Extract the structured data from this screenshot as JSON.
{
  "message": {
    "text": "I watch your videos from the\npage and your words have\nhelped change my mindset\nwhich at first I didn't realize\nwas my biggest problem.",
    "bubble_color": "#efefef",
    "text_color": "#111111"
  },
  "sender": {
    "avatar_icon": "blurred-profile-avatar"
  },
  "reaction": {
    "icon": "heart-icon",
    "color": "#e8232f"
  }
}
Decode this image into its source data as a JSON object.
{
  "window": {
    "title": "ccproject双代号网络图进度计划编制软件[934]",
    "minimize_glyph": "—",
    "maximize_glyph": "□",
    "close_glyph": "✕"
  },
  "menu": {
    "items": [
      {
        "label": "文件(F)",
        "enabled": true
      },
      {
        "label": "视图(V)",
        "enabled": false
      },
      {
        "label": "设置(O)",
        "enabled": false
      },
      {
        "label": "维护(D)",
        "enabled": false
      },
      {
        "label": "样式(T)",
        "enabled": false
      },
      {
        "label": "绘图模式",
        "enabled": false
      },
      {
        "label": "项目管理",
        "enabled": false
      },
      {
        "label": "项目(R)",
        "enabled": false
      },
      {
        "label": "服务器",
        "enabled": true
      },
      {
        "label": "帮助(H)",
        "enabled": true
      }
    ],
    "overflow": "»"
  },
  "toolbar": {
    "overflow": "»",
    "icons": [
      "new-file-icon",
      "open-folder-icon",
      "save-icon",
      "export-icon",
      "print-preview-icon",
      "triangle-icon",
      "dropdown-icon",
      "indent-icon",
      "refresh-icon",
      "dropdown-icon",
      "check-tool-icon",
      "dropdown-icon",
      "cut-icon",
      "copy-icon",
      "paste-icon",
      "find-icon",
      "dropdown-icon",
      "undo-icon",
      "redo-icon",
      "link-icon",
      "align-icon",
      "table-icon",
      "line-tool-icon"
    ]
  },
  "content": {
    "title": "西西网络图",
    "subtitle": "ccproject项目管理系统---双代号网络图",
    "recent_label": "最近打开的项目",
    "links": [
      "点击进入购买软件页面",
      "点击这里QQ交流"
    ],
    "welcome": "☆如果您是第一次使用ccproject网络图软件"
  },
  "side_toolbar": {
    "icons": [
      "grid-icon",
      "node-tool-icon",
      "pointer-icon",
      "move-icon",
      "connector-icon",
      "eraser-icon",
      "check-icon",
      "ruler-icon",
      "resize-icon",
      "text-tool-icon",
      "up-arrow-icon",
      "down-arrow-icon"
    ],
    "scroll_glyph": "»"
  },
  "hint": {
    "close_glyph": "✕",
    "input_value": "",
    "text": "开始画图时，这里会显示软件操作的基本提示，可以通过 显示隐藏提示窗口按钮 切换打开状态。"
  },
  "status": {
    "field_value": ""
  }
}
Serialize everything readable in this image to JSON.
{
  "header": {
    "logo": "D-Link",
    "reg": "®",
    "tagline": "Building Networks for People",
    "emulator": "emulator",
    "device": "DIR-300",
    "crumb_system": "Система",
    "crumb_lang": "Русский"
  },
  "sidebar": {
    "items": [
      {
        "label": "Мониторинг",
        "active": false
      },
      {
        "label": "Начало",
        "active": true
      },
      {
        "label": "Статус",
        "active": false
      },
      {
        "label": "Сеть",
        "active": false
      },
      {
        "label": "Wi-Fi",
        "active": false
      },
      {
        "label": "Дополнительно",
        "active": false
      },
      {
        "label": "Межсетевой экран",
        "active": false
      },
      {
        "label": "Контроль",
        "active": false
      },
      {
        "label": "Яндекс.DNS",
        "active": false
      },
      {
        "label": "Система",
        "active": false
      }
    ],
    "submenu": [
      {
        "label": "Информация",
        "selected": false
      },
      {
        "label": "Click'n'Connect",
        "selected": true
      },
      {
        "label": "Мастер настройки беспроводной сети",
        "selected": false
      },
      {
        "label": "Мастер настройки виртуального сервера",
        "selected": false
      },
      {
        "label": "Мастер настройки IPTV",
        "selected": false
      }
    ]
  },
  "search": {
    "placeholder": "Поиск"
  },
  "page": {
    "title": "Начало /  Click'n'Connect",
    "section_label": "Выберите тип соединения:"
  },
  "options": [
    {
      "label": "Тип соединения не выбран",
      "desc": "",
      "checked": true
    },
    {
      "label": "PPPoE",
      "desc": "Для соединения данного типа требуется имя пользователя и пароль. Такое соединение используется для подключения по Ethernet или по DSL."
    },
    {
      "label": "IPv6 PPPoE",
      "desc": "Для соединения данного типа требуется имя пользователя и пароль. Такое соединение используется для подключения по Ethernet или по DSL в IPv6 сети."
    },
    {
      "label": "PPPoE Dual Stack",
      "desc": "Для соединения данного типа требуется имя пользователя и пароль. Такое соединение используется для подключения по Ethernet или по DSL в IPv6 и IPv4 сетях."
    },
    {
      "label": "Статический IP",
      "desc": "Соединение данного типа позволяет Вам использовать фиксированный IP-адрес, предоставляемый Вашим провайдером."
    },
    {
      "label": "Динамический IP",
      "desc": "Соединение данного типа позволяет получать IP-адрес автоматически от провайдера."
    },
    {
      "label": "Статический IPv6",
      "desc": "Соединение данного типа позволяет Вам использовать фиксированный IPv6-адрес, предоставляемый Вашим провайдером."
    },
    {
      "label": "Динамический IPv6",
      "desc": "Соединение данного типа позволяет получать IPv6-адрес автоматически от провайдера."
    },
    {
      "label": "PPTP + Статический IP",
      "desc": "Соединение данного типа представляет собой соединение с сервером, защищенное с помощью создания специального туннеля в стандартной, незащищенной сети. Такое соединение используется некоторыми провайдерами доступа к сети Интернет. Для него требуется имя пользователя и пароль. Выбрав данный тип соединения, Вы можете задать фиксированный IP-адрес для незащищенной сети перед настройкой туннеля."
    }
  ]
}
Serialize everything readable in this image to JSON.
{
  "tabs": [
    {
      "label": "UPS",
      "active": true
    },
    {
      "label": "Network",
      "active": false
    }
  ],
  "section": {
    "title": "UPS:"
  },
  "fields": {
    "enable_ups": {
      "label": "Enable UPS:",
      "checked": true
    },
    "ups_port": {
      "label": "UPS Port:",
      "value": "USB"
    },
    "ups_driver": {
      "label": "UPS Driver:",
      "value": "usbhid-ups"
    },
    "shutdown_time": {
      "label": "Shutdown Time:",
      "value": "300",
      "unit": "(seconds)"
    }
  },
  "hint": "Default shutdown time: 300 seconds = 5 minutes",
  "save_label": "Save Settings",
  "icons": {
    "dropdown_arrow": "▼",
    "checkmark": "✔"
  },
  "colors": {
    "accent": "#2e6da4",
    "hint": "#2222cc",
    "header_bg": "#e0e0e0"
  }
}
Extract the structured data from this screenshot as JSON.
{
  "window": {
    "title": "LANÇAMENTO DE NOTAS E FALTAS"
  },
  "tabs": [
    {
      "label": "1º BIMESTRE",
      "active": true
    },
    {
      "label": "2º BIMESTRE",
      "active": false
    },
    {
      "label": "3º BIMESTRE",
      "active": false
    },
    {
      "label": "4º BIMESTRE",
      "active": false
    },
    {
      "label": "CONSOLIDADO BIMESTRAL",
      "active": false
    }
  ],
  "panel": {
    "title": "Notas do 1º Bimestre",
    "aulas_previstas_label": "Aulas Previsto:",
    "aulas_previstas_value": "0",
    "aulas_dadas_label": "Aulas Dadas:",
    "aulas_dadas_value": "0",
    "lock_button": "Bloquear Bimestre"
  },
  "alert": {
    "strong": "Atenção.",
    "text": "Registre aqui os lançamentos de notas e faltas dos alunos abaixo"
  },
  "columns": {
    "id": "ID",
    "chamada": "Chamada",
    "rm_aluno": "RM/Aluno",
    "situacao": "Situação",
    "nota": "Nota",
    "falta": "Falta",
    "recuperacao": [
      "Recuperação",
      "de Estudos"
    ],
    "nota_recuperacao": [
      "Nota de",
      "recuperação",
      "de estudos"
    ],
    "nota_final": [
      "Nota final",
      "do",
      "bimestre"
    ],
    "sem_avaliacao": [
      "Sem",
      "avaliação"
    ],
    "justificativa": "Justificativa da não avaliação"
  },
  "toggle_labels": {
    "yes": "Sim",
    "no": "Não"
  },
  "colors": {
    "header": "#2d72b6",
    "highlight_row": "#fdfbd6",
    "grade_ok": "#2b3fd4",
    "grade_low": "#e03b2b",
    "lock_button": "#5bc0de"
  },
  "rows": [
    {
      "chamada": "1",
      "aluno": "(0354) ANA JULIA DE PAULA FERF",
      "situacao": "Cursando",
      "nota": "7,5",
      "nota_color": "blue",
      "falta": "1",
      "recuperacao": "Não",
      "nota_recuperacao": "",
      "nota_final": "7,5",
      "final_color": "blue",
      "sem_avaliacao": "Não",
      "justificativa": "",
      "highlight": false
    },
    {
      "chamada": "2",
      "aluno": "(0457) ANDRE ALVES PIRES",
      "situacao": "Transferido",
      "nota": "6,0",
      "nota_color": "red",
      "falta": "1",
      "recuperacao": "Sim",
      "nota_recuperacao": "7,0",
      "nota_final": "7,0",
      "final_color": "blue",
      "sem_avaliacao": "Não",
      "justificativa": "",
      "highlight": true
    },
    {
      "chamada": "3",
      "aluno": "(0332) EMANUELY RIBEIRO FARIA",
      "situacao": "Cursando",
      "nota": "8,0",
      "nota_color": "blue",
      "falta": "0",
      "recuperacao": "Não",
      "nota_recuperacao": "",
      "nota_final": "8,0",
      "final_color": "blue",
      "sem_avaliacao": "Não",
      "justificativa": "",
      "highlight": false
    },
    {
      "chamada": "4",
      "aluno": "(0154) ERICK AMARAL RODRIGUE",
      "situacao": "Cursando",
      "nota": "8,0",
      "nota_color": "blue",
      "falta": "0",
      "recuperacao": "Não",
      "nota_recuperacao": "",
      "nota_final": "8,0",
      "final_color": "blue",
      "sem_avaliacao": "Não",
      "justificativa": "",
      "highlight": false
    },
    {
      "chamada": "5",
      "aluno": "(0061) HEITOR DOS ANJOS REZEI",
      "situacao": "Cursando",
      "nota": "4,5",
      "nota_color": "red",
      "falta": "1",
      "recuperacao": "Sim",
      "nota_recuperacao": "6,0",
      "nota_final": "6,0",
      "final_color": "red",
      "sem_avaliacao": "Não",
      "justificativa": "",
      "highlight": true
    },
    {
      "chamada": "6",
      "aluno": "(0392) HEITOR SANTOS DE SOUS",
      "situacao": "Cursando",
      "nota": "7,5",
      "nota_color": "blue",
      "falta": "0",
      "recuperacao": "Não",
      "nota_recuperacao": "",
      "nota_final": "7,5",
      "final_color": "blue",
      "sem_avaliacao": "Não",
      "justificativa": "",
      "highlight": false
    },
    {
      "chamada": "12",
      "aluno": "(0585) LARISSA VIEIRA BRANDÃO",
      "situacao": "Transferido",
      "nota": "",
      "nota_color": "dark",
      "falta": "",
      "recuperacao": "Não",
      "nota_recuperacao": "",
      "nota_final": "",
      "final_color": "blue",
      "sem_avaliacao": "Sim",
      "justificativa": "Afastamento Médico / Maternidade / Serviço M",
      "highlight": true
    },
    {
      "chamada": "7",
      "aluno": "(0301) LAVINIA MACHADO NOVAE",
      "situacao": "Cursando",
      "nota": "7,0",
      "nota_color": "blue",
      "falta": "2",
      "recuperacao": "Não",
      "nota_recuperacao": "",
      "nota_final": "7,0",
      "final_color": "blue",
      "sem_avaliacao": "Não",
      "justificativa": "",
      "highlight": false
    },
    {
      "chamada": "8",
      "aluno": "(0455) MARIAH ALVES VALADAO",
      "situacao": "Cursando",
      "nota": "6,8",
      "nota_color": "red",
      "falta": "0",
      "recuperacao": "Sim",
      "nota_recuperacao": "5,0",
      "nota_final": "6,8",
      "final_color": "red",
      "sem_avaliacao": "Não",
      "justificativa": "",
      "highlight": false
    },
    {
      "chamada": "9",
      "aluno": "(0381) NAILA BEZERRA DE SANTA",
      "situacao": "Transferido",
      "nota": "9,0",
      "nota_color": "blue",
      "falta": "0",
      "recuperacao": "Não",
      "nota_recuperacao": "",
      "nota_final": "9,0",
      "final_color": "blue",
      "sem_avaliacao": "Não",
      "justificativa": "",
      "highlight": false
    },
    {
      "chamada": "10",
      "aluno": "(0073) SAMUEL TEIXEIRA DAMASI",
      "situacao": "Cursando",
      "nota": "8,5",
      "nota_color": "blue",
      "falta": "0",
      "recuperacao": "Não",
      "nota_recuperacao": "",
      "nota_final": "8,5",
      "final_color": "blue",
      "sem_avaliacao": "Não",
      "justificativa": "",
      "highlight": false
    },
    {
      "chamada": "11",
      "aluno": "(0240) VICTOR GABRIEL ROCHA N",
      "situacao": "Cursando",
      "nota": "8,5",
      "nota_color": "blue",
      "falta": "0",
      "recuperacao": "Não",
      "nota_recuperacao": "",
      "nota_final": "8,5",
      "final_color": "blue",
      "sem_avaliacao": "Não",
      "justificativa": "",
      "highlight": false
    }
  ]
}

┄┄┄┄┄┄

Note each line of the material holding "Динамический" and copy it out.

TASK OUTPUT:
      "label": "Динамический IP",
      "label": "Динамический IPv6",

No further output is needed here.